Njoka’s father, Shey Rudolf Verla Njoka, died on April 25, and will be buried on Friday, May 6, in Kikaikom village in the restive English-speaking Northwest region, according to the journalist’s wife Venbatia Fai and his lawyer Amungwa Tanyi, who both spoke to CPJ via messaging app, and a May 2 handwritten letter, reviewed by CPJ, that Njoka wrote to prison authorities.
“As we mark World Press Freedom Day, the Committee to Protect Journalists again appeals to Cameroonian authorities to immediately free all the jailed journalists in the country, including Kingsley Njoka, who has been held in lengthy pre-trial detention,” said Angela Quintal, CPJ’s Africa program coordinator. “At the very least, Njoka, who is the eldest son in his family and has yet to be tried or convicted after nearly two years behind bars, should be allowed compassionate leave to mourn and bury his father.”
Njoka was arrested on May 15, 2020, and held in incommunicado detention until he was charged on June 11 with secession and complicity in an armed gang, according to CPJ’s research. He was suspected of managing pro-secessionist WhatsApp groups, including the Bui Warriors group based in Kumbo, an English-speaking town in the Northwest region that has experienced armed conflict between government forces and separatists seeking to create the independent state of Ambazonia, according to media reports. Four top prison officials were killed by separatists in Kumbo last month, according to Voice of America.
The head of Kondengui Central Prison, Hamadou Madi, did not respond to CPJ’s telephone calls or texts via messaging app for comment. The state prosecutor in Yaounde’s military tribunal, Major Cerlin Belinga, also did not reply to telephone calls or requests for comment sent via messaging apps.
Cameroon is the fifth-worst jailer of journalists in Africa, with six journalists behind bars on December 1, 2021, according to CPJ’s annual prison census.
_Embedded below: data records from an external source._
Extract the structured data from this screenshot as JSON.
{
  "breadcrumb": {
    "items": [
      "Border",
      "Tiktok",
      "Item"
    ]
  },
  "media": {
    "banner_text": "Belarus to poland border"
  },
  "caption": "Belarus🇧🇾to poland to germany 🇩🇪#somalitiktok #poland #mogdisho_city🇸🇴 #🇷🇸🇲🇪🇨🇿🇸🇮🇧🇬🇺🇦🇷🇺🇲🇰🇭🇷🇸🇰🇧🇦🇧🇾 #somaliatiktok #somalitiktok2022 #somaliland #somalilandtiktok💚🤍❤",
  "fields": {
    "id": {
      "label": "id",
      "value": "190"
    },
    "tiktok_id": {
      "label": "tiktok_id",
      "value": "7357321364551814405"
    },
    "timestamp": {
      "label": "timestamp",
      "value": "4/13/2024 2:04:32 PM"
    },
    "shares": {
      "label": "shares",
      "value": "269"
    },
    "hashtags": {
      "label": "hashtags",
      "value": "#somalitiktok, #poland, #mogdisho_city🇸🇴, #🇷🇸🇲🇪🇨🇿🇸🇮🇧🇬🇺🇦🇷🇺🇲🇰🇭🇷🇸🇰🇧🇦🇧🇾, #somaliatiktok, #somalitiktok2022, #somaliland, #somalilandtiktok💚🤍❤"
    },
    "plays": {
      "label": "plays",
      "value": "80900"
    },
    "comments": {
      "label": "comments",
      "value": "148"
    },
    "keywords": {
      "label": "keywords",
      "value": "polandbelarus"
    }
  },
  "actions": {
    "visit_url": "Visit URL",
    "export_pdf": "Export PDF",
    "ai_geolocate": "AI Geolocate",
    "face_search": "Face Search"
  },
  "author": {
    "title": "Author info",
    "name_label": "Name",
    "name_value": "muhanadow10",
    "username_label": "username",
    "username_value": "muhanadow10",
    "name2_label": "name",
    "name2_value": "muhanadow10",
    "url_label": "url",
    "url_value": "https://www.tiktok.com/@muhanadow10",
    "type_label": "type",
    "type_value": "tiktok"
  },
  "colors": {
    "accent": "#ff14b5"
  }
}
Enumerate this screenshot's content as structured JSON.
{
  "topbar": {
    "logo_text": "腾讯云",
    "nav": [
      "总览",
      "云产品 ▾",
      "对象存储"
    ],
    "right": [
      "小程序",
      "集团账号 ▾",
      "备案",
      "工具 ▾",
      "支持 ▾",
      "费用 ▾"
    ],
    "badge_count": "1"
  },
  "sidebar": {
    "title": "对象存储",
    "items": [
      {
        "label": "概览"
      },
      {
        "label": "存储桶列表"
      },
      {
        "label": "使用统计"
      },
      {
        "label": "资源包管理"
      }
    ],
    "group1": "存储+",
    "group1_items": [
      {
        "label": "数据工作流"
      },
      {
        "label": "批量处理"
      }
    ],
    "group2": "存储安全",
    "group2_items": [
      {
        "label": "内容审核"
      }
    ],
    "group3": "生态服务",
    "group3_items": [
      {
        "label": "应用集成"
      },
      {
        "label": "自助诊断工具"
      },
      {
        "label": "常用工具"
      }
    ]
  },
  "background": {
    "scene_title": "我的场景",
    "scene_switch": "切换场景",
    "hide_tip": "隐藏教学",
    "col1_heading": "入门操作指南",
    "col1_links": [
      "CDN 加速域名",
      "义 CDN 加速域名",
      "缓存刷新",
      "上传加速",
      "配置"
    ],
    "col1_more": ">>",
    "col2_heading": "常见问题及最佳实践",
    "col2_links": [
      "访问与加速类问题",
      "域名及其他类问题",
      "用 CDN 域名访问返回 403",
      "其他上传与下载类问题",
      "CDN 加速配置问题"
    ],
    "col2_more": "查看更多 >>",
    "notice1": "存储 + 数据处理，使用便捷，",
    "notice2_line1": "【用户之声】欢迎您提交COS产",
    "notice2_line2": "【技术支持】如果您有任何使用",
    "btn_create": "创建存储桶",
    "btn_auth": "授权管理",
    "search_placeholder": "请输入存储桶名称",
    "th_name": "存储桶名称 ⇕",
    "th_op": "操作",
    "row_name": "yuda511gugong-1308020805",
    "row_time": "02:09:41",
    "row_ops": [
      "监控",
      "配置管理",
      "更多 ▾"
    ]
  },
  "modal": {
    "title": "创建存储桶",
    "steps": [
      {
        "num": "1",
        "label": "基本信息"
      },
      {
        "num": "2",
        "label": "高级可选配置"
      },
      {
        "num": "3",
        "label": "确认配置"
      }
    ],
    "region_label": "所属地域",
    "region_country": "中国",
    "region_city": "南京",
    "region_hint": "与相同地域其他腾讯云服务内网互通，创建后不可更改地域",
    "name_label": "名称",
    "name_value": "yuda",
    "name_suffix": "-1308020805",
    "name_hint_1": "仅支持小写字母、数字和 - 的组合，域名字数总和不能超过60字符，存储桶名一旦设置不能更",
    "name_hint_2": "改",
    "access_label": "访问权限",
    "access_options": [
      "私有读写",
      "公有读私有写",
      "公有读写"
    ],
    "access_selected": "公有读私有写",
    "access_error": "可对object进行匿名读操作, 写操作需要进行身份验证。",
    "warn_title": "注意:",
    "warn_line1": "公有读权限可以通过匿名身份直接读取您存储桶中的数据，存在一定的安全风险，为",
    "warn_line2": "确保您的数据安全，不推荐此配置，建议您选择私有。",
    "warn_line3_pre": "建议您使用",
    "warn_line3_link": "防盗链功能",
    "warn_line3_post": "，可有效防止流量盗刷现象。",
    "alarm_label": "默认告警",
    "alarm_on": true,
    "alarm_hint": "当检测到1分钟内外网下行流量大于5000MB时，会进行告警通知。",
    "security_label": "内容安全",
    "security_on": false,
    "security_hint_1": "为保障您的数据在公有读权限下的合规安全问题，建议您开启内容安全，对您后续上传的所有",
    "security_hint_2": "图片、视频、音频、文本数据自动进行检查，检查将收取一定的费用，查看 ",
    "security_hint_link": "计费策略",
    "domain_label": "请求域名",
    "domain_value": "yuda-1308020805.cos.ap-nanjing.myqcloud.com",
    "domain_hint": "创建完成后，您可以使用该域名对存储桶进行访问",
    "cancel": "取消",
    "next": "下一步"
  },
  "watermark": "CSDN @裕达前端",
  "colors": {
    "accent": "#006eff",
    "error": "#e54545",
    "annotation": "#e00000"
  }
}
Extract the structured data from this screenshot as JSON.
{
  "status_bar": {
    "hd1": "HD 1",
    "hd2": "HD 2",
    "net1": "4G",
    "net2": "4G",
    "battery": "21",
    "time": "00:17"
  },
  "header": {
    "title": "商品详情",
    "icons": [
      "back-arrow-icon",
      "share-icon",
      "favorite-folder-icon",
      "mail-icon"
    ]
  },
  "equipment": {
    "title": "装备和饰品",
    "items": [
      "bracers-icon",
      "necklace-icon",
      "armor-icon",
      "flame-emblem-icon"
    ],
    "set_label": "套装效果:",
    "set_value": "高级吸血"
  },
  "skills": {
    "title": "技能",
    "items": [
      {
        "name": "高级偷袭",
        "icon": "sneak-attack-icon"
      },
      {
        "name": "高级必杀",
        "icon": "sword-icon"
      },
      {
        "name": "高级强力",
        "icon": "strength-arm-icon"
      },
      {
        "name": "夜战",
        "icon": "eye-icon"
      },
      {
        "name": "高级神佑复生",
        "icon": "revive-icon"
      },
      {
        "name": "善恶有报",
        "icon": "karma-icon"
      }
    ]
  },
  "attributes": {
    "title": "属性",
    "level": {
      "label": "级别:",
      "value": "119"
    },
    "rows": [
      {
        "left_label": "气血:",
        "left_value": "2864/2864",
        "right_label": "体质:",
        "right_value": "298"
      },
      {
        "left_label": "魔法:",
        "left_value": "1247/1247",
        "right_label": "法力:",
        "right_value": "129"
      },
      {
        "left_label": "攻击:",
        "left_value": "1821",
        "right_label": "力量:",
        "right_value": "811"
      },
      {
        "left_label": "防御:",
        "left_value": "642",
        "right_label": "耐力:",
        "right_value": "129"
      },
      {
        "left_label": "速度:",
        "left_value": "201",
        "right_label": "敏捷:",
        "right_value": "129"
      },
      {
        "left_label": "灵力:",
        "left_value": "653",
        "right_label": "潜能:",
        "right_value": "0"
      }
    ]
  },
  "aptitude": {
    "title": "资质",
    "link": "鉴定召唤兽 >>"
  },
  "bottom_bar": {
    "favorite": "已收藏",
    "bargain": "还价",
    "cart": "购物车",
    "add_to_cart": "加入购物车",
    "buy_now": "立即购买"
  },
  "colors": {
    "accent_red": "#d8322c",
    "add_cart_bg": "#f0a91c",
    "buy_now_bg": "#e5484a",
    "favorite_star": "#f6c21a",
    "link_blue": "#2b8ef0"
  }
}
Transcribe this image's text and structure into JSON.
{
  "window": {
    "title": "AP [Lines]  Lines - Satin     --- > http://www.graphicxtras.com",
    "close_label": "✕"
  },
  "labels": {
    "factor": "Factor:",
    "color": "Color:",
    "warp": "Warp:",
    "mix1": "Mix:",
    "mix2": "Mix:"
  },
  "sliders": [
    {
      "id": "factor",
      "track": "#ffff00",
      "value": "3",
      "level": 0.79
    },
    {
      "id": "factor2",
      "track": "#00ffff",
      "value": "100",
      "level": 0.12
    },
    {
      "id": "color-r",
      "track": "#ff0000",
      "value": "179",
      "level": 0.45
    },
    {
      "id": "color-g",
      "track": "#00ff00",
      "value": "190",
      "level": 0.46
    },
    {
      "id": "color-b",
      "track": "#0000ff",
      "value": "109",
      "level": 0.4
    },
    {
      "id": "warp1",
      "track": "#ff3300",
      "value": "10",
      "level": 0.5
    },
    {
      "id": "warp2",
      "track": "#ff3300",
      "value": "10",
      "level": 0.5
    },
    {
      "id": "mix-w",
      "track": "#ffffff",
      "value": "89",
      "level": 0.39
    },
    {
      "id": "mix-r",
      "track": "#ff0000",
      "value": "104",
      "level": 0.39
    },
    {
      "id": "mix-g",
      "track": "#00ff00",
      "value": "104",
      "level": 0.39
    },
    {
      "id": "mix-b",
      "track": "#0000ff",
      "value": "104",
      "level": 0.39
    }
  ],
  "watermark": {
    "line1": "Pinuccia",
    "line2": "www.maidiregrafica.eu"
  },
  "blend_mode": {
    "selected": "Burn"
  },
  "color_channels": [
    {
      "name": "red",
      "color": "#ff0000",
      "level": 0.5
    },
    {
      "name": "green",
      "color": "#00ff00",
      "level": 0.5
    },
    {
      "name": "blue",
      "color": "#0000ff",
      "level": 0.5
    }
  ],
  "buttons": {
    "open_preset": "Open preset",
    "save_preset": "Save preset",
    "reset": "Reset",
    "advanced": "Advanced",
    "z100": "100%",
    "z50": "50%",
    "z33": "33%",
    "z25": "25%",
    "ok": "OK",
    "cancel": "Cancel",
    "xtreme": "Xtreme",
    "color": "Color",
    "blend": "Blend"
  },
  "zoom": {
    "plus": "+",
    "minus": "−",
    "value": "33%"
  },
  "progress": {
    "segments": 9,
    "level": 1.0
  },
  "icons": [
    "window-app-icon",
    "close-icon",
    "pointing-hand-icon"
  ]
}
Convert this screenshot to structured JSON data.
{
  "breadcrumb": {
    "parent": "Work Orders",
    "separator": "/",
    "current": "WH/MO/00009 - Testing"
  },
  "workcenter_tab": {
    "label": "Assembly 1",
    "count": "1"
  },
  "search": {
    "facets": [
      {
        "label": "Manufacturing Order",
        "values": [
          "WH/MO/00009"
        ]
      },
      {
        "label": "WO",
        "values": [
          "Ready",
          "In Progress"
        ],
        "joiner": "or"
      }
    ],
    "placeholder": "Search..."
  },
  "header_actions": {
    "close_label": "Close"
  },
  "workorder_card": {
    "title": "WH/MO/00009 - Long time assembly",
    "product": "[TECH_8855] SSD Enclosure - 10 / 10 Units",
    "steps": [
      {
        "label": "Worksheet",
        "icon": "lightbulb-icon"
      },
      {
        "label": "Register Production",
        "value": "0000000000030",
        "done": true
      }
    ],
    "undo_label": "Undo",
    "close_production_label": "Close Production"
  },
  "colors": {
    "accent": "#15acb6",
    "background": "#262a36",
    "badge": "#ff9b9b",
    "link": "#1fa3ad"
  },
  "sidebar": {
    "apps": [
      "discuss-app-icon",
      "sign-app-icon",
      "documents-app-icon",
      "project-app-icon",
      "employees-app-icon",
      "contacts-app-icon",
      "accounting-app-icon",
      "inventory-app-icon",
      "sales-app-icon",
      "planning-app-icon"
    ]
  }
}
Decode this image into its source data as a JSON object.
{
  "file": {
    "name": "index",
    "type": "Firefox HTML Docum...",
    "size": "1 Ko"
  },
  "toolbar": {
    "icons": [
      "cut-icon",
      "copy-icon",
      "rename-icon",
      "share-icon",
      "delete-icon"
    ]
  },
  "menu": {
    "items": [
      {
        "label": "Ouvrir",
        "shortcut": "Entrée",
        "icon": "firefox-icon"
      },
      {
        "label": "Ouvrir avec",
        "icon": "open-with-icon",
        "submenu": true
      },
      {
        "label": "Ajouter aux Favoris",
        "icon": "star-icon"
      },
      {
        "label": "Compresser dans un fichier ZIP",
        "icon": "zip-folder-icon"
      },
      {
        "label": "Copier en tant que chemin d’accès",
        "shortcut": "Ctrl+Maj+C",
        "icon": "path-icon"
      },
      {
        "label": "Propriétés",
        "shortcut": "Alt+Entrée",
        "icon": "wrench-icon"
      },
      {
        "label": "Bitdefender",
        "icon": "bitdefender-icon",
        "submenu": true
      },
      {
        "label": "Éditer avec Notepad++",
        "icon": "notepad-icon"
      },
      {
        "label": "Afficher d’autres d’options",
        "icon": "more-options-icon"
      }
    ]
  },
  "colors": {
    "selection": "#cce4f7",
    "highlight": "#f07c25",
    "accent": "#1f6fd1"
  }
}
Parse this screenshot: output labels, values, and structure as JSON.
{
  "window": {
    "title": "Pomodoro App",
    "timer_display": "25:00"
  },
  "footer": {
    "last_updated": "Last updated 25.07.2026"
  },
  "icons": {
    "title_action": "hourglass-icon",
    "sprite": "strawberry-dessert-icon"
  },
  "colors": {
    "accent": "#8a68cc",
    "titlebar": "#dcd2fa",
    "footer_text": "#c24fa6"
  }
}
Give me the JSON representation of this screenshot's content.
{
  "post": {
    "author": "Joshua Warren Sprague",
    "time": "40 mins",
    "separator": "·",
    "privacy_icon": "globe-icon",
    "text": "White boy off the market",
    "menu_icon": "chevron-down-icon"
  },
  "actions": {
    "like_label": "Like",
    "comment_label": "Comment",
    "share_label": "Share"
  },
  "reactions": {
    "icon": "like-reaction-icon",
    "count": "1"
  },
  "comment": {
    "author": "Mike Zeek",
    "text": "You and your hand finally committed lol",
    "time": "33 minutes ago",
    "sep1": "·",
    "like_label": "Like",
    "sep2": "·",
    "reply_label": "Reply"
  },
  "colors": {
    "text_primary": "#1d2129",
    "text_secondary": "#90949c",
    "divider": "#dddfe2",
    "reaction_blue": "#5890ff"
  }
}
One journalist, Emmanuel Mbombog Mbog Matip, has since been released.